**What to do**
Could you write out the line containing "Transcribe this image's" and all the lines below it in the data, exactly, through the final one and nothing else?

%%

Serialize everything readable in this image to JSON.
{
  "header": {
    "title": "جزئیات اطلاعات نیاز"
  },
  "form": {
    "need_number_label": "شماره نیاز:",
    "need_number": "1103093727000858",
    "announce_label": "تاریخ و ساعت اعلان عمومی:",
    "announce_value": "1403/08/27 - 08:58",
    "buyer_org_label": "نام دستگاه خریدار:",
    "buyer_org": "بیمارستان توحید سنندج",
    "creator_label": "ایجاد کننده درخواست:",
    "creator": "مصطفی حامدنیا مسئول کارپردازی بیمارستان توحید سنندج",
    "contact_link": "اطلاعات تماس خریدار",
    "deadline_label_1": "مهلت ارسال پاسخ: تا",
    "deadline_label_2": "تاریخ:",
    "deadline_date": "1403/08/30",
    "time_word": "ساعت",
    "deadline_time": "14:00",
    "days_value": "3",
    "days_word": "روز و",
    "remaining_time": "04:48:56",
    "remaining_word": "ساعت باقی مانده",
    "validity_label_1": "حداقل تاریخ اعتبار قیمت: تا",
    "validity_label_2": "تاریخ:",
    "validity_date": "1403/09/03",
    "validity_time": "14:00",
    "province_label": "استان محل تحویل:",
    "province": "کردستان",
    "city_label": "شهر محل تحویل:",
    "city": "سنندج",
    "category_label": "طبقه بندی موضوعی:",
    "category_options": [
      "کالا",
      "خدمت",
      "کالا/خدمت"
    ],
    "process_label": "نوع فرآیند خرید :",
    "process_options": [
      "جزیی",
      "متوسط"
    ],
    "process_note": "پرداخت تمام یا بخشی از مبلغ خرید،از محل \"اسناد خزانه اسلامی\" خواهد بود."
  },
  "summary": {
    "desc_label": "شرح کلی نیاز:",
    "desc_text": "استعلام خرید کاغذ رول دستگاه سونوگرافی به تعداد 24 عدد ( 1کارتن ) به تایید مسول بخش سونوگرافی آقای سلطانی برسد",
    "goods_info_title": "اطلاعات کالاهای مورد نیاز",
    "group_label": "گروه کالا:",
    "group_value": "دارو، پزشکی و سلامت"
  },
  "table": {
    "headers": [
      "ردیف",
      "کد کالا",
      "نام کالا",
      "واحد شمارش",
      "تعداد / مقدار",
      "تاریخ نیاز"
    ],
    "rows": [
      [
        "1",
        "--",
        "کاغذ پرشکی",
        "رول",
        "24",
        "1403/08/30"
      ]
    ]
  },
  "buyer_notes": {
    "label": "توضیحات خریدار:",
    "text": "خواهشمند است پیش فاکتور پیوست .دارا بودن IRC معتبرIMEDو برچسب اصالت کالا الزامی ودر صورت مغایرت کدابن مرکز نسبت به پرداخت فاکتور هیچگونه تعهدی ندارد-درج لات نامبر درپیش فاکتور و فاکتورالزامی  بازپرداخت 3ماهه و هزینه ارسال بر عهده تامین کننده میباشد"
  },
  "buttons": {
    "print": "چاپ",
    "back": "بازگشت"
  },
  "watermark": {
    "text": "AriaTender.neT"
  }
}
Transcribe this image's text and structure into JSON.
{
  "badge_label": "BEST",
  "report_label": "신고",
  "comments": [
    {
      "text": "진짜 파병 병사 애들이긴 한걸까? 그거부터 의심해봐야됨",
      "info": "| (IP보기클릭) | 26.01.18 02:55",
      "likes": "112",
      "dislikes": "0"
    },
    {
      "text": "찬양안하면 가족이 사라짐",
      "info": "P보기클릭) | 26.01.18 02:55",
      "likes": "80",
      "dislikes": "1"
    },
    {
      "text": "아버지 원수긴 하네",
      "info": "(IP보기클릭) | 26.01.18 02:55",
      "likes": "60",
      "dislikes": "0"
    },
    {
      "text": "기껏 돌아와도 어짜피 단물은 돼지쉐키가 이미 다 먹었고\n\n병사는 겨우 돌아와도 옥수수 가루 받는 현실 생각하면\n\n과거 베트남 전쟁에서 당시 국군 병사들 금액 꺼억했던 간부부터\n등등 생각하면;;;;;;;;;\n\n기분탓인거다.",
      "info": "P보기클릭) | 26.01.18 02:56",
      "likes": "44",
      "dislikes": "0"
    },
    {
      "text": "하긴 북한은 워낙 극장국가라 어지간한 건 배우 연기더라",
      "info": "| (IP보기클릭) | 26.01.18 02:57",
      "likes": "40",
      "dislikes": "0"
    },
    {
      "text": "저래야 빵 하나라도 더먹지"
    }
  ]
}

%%

**Answer section**
Transcribe this image's text and structure into JSON.
{
  "badge_label": "BEST",
  "report_label": "신고",
  "comments": [
    {
      "text": "진짜 파병 병사 애들이긴 한걸까? 그거부터 의심해봐야됨",
      "info": "| (IP보기클릭) | 26.01.18 02:55",
      "likes": "112",
      "dislikes": "0"
    },
    {
      "text": "찬양안하면 가족이 사라짐",
      "info": "P보기클릭) | 26.01.18 02:55",
      "likes": "80",
      "dislikes": "1"
    },
    {
      "text": "아버지 원수긴 하네",
      "info": "(IP보기클릭) | 26.01.18 02:55",
      "likes": "60",
      "dislikes": "0"
    },
    {
      "text": "기껏 돌아와도 어짜피 단물은 돼지쉐키가 이미 다 먹었고\n\n병사는 겨우 돌아와도 옥수수 가루 받는 현실 생각하면\n\n과거 베트남 전쟁에서 당시 국군 병사들 금액 꺼억했던 간부부터\n등등 생각하면;;;;;;;;;\n\n기분탓인거다.",
      "info": "P보기클릭) | 26.01.18 02:56",
      "likes": "44",
      "dislikes": "0"
    },
    {
      "text": "하긴 북한은 워낙 극장국가라 어지간한 건 배우 연기더라",
      "info": "| (IP보기클릭) | 26.01.18 02:57",
      "likes": "40",
      "dislikes": "0"
    },
    {
      "text": "저래야 빵 하나라도 더먹지"
    }
  ]
}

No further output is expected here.